_WHAT THE TASK ASKS_: Report every line in the records below that holds the word "dropdown".
____________________
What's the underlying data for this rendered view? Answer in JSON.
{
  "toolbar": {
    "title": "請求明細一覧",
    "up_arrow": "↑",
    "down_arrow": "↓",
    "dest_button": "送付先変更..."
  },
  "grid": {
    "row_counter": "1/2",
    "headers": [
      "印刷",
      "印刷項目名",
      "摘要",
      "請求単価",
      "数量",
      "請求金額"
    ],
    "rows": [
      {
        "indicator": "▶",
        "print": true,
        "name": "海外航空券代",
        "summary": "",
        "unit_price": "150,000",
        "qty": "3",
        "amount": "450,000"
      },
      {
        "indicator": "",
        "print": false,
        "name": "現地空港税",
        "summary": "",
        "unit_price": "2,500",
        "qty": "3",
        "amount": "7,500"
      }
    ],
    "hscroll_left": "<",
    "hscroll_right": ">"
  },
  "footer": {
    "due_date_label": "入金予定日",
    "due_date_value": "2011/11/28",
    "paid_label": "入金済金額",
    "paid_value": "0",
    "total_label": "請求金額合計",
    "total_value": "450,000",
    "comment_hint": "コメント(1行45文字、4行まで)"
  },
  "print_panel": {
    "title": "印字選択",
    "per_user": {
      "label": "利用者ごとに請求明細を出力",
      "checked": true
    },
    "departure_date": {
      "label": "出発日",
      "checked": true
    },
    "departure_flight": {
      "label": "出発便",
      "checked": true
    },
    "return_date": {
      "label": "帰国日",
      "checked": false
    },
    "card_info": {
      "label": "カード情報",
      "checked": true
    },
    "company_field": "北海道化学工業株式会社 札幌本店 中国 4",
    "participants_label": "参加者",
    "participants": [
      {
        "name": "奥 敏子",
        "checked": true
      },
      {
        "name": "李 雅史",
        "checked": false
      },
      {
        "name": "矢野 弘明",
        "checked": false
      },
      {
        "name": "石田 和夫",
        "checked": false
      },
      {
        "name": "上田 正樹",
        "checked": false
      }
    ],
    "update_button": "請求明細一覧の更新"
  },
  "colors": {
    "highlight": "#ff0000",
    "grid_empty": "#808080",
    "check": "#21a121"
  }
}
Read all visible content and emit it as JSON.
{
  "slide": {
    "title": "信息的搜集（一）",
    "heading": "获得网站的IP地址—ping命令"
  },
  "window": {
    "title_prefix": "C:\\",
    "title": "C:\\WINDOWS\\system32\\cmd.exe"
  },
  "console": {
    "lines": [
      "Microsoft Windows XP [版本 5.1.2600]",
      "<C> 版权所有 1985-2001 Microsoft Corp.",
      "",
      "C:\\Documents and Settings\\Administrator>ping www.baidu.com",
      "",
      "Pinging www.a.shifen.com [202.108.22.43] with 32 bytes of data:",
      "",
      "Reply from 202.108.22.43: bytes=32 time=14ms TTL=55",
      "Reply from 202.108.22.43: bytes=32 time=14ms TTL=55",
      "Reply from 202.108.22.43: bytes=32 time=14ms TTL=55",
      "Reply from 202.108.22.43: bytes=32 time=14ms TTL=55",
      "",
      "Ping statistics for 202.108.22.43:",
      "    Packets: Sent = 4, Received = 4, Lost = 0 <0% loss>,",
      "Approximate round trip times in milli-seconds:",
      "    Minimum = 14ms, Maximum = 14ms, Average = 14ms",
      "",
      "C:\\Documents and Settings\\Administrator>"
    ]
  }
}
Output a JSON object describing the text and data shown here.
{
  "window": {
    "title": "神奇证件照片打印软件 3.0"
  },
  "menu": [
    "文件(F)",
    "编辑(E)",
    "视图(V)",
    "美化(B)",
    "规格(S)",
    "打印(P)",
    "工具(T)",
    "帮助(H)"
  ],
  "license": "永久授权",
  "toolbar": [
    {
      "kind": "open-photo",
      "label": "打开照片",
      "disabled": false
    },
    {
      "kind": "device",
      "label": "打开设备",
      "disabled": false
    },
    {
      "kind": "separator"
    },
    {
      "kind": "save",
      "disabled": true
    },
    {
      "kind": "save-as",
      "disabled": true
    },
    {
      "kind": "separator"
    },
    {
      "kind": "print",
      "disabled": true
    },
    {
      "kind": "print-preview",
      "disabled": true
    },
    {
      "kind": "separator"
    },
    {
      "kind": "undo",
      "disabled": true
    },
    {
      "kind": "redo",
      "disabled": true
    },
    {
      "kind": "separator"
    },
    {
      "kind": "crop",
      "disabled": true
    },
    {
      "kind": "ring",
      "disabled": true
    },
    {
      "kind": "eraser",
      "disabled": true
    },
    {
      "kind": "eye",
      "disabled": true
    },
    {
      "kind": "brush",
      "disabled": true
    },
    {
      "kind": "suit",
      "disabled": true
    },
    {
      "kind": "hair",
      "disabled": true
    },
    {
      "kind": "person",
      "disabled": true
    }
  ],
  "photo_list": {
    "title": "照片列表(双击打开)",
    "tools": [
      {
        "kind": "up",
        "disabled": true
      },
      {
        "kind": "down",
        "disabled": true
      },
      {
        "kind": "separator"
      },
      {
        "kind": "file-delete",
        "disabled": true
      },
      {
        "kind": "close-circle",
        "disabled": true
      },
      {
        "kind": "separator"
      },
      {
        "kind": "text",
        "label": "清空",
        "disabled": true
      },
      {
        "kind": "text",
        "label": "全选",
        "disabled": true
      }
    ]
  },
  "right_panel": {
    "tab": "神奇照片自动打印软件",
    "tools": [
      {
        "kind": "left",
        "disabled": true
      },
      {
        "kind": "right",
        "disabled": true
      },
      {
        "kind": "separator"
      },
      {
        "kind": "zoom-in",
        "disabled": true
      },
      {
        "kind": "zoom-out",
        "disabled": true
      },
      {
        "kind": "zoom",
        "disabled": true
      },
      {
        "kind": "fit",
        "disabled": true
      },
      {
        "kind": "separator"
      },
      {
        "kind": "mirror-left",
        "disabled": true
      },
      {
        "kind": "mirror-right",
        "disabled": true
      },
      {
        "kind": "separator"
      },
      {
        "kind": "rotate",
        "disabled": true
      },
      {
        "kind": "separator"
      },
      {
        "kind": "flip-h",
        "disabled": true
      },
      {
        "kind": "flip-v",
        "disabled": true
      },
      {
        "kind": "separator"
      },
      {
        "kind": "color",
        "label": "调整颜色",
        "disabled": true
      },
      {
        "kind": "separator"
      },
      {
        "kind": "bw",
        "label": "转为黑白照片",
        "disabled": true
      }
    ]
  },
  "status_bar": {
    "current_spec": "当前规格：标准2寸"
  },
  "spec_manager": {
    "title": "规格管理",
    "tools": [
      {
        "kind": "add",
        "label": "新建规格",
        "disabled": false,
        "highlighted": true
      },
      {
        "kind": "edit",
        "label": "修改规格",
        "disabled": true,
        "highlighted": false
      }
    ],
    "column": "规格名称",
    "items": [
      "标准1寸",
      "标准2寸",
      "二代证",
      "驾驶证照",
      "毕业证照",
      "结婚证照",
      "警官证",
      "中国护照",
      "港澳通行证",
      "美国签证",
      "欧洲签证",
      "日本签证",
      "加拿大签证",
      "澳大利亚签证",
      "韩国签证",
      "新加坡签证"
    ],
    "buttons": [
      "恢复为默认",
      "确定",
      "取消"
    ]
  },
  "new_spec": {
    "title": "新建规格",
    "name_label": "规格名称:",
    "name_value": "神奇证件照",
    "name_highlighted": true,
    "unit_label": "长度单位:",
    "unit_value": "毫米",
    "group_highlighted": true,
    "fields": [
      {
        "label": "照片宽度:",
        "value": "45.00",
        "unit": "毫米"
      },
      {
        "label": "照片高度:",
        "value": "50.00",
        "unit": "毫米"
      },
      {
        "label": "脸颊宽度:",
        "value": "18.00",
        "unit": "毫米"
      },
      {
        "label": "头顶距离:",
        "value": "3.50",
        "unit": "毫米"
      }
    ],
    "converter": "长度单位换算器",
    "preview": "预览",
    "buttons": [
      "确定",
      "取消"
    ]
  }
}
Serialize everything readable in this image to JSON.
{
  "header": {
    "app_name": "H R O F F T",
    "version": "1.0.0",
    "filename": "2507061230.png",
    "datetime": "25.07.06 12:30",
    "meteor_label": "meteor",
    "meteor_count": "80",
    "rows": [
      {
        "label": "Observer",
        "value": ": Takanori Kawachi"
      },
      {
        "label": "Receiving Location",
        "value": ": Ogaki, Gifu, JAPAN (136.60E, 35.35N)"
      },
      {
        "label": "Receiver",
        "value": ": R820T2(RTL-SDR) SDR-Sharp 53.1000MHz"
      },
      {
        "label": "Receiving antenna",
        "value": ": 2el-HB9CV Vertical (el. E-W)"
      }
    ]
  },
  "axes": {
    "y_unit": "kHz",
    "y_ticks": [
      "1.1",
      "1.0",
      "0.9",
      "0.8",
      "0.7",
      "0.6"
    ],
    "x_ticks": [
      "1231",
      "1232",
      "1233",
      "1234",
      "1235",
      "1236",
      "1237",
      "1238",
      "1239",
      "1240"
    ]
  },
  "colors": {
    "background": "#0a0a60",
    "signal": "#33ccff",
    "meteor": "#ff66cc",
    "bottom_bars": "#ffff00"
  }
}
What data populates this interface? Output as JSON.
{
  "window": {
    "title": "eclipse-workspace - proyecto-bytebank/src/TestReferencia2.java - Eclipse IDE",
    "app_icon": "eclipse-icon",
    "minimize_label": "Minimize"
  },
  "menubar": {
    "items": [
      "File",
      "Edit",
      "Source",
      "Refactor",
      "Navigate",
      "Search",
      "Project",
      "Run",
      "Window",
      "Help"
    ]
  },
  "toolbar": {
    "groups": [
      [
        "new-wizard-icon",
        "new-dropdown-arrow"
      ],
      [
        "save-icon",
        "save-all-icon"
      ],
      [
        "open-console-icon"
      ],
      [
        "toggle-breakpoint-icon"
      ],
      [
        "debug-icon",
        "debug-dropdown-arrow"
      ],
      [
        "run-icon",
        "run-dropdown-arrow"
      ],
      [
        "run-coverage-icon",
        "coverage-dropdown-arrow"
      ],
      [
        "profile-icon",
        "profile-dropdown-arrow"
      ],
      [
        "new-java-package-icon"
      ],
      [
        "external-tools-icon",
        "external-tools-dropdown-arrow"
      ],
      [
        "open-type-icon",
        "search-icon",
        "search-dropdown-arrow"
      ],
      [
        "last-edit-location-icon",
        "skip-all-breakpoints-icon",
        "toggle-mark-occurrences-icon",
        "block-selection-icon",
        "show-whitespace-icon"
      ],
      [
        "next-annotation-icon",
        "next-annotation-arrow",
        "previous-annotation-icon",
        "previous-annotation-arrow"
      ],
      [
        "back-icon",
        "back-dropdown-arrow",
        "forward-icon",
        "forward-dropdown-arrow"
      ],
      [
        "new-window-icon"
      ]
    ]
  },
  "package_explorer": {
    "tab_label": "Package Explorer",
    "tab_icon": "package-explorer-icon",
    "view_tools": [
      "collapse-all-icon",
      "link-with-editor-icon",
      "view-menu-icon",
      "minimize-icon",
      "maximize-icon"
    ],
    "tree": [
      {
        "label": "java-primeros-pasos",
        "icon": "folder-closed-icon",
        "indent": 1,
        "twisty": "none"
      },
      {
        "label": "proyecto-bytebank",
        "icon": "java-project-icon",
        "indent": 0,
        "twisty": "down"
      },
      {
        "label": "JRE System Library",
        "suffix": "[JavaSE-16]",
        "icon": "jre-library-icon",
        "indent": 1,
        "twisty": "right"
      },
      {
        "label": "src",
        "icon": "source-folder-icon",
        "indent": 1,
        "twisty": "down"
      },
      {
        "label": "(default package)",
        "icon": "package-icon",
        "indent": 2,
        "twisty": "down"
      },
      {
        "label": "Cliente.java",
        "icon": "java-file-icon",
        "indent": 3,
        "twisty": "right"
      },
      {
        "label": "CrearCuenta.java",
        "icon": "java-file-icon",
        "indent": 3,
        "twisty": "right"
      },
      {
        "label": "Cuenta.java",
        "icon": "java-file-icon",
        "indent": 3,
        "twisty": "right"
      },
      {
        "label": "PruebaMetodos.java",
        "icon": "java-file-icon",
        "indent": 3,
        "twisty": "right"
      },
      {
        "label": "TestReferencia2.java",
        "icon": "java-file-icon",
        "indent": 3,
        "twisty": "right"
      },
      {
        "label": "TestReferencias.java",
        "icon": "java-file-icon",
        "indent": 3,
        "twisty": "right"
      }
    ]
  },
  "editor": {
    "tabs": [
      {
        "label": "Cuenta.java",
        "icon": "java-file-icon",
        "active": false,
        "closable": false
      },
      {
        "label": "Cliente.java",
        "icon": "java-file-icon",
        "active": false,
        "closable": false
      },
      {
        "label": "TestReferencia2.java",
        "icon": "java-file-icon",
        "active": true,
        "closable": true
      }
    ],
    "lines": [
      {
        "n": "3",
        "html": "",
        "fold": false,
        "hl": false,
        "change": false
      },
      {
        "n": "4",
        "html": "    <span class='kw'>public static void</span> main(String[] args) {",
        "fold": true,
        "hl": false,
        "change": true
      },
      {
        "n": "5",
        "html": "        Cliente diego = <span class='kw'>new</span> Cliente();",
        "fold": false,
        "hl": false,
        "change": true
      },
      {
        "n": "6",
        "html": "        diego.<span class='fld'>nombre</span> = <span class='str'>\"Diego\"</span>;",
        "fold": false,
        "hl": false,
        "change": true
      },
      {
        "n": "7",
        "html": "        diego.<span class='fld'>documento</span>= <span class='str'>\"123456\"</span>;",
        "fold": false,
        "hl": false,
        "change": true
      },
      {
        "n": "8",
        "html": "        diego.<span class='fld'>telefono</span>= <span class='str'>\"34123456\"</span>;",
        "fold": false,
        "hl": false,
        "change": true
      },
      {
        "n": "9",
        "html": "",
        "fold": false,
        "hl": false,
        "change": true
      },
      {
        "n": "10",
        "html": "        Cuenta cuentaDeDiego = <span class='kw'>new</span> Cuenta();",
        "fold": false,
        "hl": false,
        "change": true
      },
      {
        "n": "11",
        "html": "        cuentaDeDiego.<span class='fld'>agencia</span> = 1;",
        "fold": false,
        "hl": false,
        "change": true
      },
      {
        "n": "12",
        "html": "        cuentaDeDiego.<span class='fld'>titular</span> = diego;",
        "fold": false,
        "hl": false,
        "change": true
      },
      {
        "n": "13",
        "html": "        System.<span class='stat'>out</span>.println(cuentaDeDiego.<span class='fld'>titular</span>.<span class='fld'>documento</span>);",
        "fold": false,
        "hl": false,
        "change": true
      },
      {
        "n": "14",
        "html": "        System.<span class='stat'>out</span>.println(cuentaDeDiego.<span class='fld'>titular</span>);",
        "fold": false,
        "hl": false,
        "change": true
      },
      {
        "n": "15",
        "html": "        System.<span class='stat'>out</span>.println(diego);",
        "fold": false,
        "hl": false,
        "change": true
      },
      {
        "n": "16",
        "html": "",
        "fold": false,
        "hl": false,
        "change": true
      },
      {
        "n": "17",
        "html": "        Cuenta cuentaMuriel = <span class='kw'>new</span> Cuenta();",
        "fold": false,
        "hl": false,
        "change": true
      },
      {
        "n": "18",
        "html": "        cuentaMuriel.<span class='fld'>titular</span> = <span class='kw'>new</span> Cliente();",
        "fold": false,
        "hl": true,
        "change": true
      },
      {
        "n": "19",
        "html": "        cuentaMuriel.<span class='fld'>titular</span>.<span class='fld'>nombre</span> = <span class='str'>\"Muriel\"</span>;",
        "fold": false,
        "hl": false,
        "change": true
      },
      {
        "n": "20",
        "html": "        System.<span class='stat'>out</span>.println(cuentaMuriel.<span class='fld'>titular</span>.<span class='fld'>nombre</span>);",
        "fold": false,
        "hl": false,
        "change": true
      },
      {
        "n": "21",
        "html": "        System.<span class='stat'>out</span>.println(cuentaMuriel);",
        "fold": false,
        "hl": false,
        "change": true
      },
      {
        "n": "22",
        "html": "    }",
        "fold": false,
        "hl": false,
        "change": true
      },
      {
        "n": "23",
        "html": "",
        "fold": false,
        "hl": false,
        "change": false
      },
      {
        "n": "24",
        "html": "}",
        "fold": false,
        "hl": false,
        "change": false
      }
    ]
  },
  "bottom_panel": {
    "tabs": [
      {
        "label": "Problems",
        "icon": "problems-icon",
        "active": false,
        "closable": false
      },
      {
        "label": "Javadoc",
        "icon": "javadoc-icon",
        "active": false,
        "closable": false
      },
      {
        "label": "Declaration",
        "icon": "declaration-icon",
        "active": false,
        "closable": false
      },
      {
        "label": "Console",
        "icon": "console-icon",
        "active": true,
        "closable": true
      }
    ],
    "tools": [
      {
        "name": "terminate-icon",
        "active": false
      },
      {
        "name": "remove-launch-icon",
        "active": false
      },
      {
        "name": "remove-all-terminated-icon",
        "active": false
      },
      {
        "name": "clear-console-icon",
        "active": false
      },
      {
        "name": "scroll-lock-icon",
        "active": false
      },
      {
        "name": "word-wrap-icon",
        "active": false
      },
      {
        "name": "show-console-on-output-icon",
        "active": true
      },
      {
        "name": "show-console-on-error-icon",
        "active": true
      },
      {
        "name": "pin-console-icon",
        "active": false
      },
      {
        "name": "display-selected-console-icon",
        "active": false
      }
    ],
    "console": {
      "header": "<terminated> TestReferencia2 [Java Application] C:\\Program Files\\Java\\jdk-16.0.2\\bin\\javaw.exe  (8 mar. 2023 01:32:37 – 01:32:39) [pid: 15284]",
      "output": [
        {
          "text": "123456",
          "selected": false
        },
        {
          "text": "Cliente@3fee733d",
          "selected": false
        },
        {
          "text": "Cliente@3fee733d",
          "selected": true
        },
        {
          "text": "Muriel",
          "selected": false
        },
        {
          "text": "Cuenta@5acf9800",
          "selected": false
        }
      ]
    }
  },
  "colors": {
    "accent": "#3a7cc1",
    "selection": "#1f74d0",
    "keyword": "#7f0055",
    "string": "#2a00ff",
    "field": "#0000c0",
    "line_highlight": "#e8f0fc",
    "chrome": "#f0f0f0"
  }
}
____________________
_EXERCISE OUTPUT_:
        "new-dropdown-arrow"
        "debug-dropdown-arrow"
        "run-dropdown-arrow"
        "coverage-dropdown-arrow"
        "profile-dropdown-arrow"
        "external-tools-dropdown-arrow"
        "search-dropdown-arrow"
        "back-dropdown-arrow",
        "forward-dropdown-arrow"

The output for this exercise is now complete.